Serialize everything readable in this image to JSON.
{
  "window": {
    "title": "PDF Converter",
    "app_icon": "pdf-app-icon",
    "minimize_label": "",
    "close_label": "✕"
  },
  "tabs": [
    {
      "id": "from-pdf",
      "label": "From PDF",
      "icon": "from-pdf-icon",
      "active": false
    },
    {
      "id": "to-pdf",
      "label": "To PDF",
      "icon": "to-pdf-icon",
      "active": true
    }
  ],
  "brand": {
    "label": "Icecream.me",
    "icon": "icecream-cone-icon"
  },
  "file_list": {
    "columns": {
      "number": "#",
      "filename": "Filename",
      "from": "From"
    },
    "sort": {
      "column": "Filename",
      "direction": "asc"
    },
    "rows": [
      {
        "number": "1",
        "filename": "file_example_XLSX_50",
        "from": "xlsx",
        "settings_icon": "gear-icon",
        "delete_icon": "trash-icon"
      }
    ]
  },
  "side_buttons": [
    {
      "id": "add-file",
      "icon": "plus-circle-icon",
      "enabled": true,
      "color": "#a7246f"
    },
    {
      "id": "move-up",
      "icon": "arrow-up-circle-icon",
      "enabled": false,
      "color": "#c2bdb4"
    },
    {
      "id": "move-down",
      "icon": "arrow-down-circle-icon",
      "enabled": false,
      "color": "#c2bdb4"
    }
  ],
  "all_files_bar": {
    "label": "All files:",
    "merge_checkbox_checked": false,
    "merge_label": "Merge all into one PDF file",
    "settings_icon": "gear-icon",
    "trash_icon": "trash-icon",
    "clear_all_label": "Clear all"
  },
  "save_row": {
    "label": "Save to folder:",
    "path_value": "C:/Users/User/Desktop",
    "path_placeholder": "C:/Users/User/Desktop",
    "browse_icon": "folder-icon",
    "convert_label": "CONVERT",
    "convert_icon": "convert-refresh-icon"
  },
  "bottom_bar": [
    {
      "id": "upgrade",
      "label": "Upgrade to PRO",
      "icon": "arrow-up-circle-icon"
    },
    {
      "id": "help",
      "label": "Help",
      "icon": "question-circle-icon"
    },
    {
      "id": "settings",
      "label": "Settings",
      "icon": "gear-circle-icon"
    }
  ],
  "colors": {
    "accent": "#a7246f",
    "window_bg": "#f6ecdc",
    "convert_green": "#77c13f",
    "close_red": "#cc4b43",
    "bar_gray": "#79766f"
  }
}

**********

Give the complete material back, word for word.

Serialize everything readable in this image to JSON.
{
  "window": {
    "title": "PDF Converter",
    "app_icon": "pdf-app-icon",
    "minimize_label": "",
    "close_label": "✕"
  },
  "tabs": [
    {
      "id": "from-pdf",
      "label": "From PDF",
      "icon": "from-pdf-icon",
      "active": false
    },
    {
      "id": "to-pdf",
      "label": "To PDF",
      "icon": "to-pdf-icon",
      "active": true
    }
  ],
  "brand": {
    "label": "Icecream.me",
    "icon": "icecream-cone-icon"
  },
  "file_list": {
    "columns": {
      "number": "#",
      "filename": "Filename",
      "from": "From"
    },
    "sort": {
      "column": "Filename",
      "direction": "asc"
    },
    "rows": [
      {
        "number": "1",
        "filename": "file_example_XLSX_50",
        "from": "xlsx",
        "settings_icon": "gear-icon",
        "delete_icon": "trash-icon"
      }
    ]
  },
  "side_buttons": [
    {
      "id": "add-file",
      "icon": "plus-circle-icon",
      "enabled": true,
      "color": "#a7246f"
    },
    {
      "id": "move-up",
      "icon": "arrow-up-circle-icon",
      "enabled": false,
      "color": "#c2bdb4"
    },
    {
      "id": "move-down",
      "icon": "arrow-down-circle-icon",
      "enabled": false,
      "color": "#c2bdb4"
    }
  ],
  "all_files_bar": {
    "label": "All files:",
    "merge_checkbox_checked": false,
    "merge_label": "Merge all into one PDF file",
    "settings_icon": "gear-icon",
    "trash_icon": "trash-icon",
    "clear_all_label": "Clear all"
  },
  "save_row": {
    "label": "Save to folder:",
    "path_value": "C:/Users/User/Desktop",
    "path_placeholder": "C:/Users/User/Desktop",
    "browse_icon": "folder-icon",
    "convert_label": "CONVERT",
    "convert_icon": "convert-refresh-icon"
  },
  "bottom_bar": [
    {
      "id": "upgrade",
      "label": "Upgrade to PRO",
      "icon": "arrow-up-circle-icon"
    },
    {
      "id": "help",
      "label": "Help",
      "icon": "question-circle-icon"
    },
    {
      "id": "settings",
      "label": "Settings",
      "icon": "gear-circle-icon"
    }
  ],
  "colors": {
    "accent": "#a7246f",
    "window_bg": "#f6ecdc",
    "convert_green": "#77c13f",
    "close_red": "#cc4b43",
    "bar_gray": "#79766f"
  }
}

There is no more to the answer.